Pockets can be some of the most useful things in the world. I will shout from the rooftops my love of pockets in skirts and dresses, so this tip is a no brainer for me. The easiest pockets to add are simple square or rounded ones straight to the front of a skirt (instructions found here), but if you're up for a challenge check out this tutorial on adding them into the seams of a dress or skirt.
6. Add patches
This may sound like an elementary school technique, but patches really can save a stained, or torn piece from ruin. I've put both pre-embroidered patches, and fabric square patches on items. If the patch is appropriate for the piece it will turn out looking as if the patch had always belonged and no one will question your taste. My tip when picking out a patch is to find something that either has the same color story as the original piece or a complimentary one. I just used a heart patch and embroidery floos to cover up a bleach stain on the crop top seen above.

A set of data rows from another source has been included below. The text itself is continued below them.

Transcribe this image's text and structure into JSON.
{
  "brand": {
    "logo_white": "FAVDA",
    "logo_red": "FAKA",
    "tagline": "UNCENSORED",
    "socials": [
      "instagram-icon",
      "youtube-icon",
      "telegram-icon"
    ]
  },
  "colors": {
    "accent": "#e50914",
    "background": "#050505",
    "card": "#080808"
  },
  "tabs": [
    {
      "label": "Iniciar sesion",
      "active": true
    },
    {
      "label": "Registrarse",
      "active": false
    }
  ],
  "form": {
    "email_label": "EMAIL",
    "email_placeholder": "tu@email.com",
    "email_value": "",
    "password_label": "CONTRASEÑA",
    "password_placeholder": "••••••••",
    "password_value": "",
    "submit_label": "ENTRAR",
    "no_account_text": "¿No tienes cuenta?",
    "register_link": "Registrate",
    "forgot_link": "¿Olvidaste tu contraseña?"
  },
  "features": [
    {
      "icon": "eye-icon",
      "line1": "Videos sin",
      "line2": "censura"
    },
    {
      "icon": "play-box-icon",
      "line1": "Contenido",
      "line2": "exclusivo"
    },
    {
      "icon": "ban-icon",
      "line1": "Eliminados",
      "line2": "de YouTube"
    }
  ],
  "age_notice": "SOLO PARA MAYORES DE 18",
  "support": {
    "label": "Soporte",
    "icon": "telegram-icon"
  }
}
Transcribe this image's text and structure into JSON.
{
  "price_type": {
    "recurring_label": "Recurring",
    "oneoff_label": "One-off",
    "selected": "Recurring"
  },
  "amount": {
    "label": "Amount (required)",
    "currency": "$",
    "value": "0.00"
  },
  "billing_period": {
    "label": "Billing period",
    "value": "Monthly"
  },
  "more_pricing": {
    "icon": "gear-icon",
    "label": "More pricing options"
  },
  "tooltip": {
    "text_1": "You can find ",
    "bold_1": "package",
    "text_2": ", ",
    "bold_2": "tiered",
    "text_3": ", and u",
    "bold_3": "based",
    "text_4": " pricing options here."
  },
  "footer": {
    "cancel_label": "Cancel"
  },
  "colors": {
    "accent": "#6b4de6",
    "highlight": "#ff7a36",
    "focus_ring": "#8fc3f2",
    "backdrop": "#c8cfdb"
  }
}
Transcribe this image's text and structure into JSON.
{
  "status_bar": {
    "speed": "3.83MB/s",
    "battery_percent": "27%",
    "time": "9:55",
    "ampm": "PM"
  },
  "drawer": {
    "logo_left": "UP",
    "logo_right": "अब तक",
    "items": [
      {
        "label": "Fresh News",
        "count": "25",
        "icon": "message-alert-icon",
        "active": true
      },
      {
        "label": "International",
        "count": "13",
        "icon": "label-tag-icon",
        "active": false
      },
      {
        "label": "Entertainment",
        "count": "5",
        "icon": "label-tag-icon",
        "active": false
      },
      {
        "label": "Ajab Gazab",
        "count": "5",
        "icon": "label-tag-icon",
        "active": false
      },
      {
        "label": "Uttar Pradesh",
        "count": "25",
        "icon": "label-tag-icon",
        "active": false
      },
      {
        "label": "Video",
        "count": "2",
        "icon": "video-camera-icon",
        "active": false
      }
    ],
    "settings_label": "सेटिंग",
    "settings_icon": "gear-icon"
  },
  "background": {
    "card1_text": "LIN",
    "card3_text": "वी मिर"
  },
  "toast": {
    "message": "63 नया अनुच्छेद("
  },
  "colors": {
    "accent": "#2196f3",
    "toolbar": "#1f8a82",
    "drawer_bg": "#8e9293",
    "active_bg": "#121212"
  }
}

Well there you have it; 6 easy alterations to update or repair vintage pieces. I hope you found these tips useful and that you'll think twice about putting back that 1980s puff sleeve dress the next time you're in the thrift store. These tips can also apply to your well loved modern pieces if you're looking to update your wardrobe a little. I'd love to hear your tips for repairing and updating vintage pieces! big kiss, bekuh
Thanks again Bekuh!! I promise next time I'll look differently at 80's puff sleeve dresses differently, and shirts as well (I actually have some in mind if they're still in the shop), and can't wait to test out these tips :) Make sure you head over to Secondhand Sundays and show her some love people!!
Over and out.